Among the entries, find each line that includes the string "Paint" and list it.

• • • •

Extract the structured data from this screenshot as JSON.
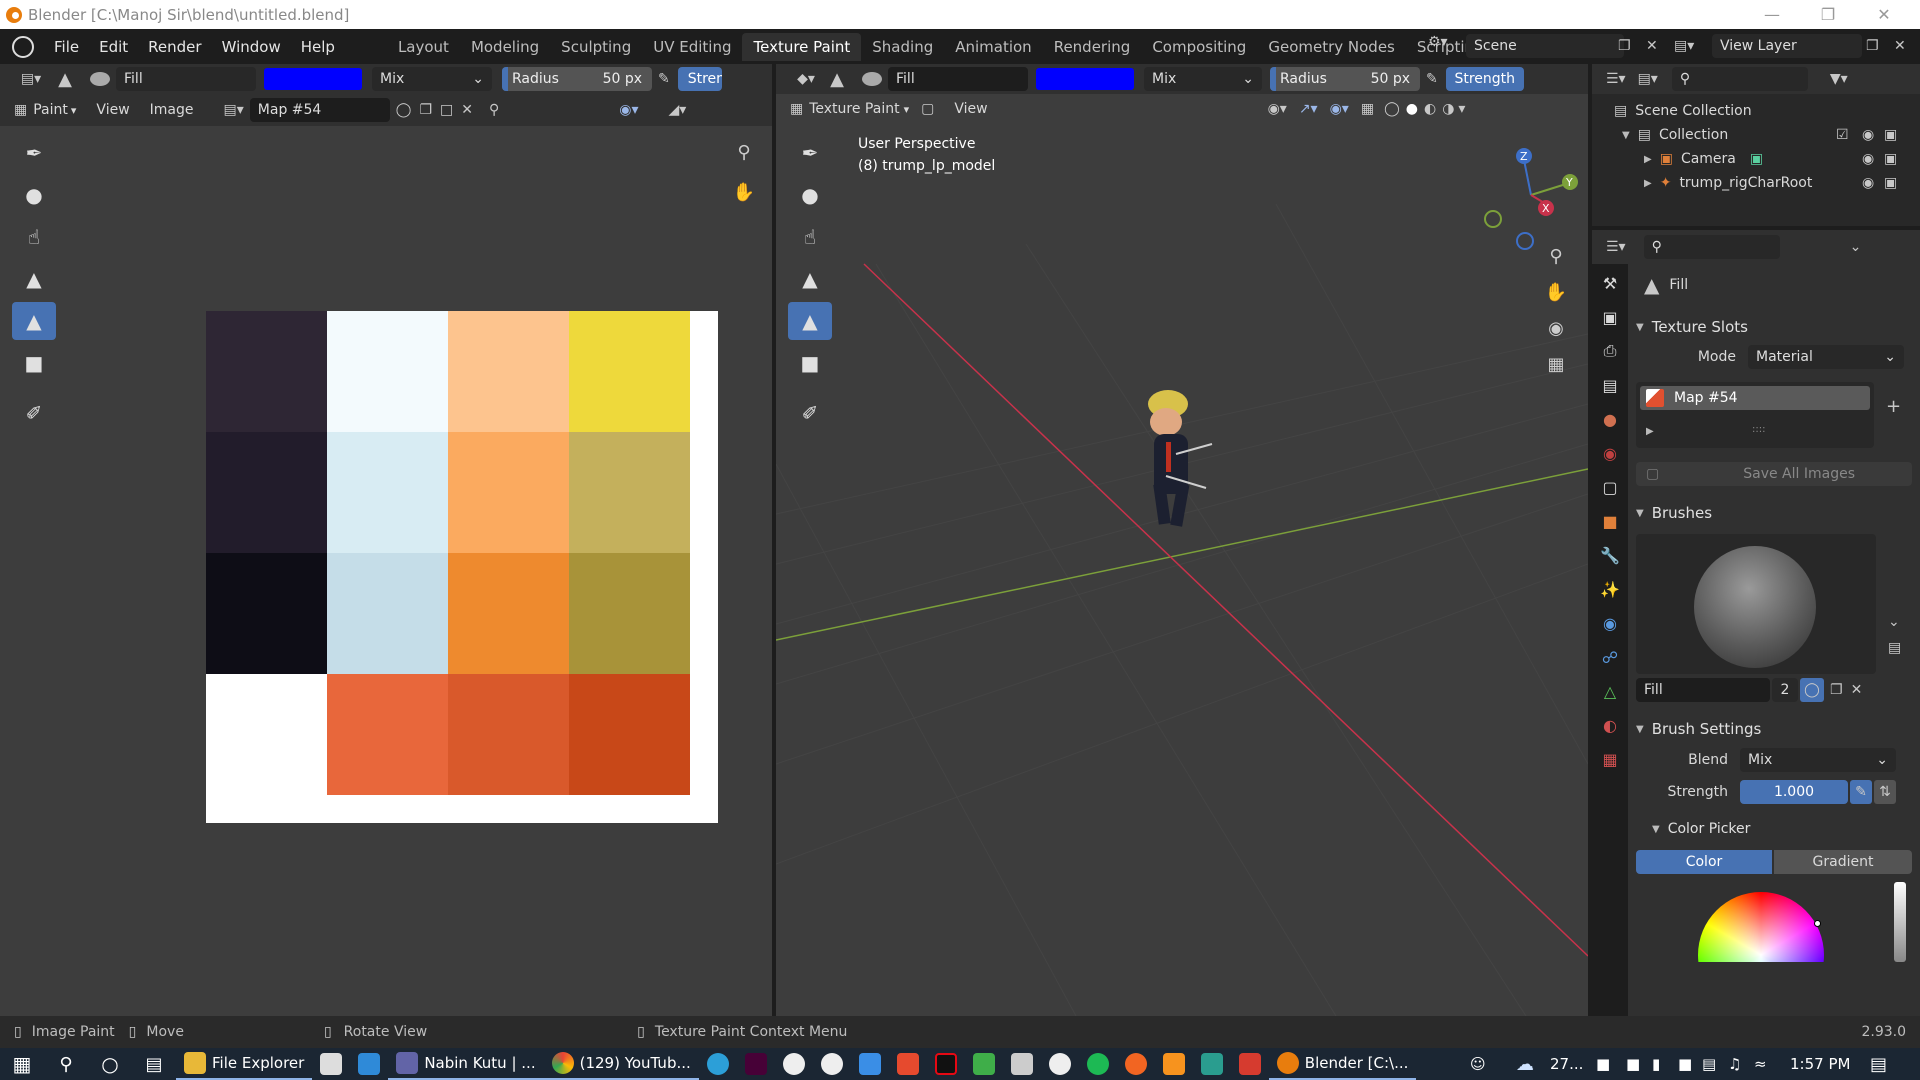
{
  "window": {
    "title": "Blender [C:\\Manoj Sir\\blend\\untitled.blend]"
  },
  "menu": {
    "items": [
      "File",
      "Edit",
      "Render",
      "Window",
      "Help"
    ]
  },
  "workspaces": {
    "tabs": [
      "Layout",
      "Modeling",
      "Sculpting",
      "UV Editing",
      "Texture Paint",
      "Shading",
      "Animation",
      "Rendering",
      "Compositing",
      "Geometry Nodes",
      "Scripting"
    ],
    "active": "Texture Paint",
    "add": "+"
  },
  "scene": {
    "label": "Scene"
  },
  "view_layer": {
    "label": "View Layer"
  },
  "image_editor": {
    "brush_name": "Fill",
    "color": "#0000ff",
    "blend": "Mix",
    "radius_label": "Radius",
    "radius_value": "50 px",
    "strength_label": "Stren",
    "mode": "Paint",
    "menus": [
      "View",
      "Image"
    ],
    "image_name": "Map #54"
  },
  "viewport": {
    "brush_name": "Fill",
    "color": "#0000ff",
    "blend": "Mix",
    "radius_label": "Radius",
    "radius_value": "50 px",
    "strength_label": "Strength",
    "mode": "Texture Paint",
    "view_menu": "View",
    "perspective": "User Perspective",
    "object": "(8) trump_lp_model",
    "gizmo": {
      "x": "X",
      "y": "Y",
      "z": "Z"
    }
  },
  "palette": {
    "rows": [
      [
        "#2e2634",
        "#f3fafd",
        "#fdc48e",
        "#eed93b"
      ],
      [
        "#221c2b",
        "#d8ecf3",
        "#fbaa5f",
        "#c4b05c"
      ],
      [
        "#0e0d16",
        "#c5dde8",
        "#ee8a2e",
        "#a89339"
      ],
      [
        "#ffffff",
        "#e8673b",
        "#d9592b",
        "#c84818"
      ]
    ]
  },
  "outliner": {
    "scene_collection": "Scene Collection",
    "collection": "Collection",
    "items": [
      "Camera",
      "trump_rigCharRoot"
    ]
  },
  "properties": {
    "brush_label": "Fill",
    "texture_slots": {
      "title": "Texture Slots",
      "mode_label": "Mode",
      "mode_value": "Material",
      "slot": "Map #54",
      "save_all": "Save All Images"
    },
    "brushes": {
      "title": "Brushes",
      "brush_name": "Fill",
      "users": "2"
    },
    "brush_settings": {
      "title": "Brush Settings",
      "blend_label": "Blend",
      "blend_value": "Mix",
      "strength_label": "Strength",
      "strength_value": "1.000"
    },
    "color_picker": {
      "title": "Color Picker",
      "tab_color": "Color",
      "tab_gradient": "Gradient"
    }
  },
  "statusbar": {
    "image_paint": "Image Paint",
    "move": "Move",
    "rotate": "Rotate View",
    "context": "Texture Paint Context Menu",
    "version": "2.93.0"
  },
  "taskbar": {
    "apps": [
      "File Explorer",
      "Nabin Kutu | ...",
      "(129) YouTub...",
      "Blender [C:\\..."
    ],
    "weather": "27...",
    "time": "1:57 PM"
  },
  "colors": {
    "accent": "#4772b3",
    "axis_x": "#c8324b",
    "axis_y": "#7ca03a"
  }
}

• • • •

■ THE ANSWER ■
      "Texture Paint",
    "active": "Texture Paint",
    "mode": "Paint",
    "mode": "Texture Paint",
    "image_paint": "Image Paint",
    "context": "Texture Paint Context Menu",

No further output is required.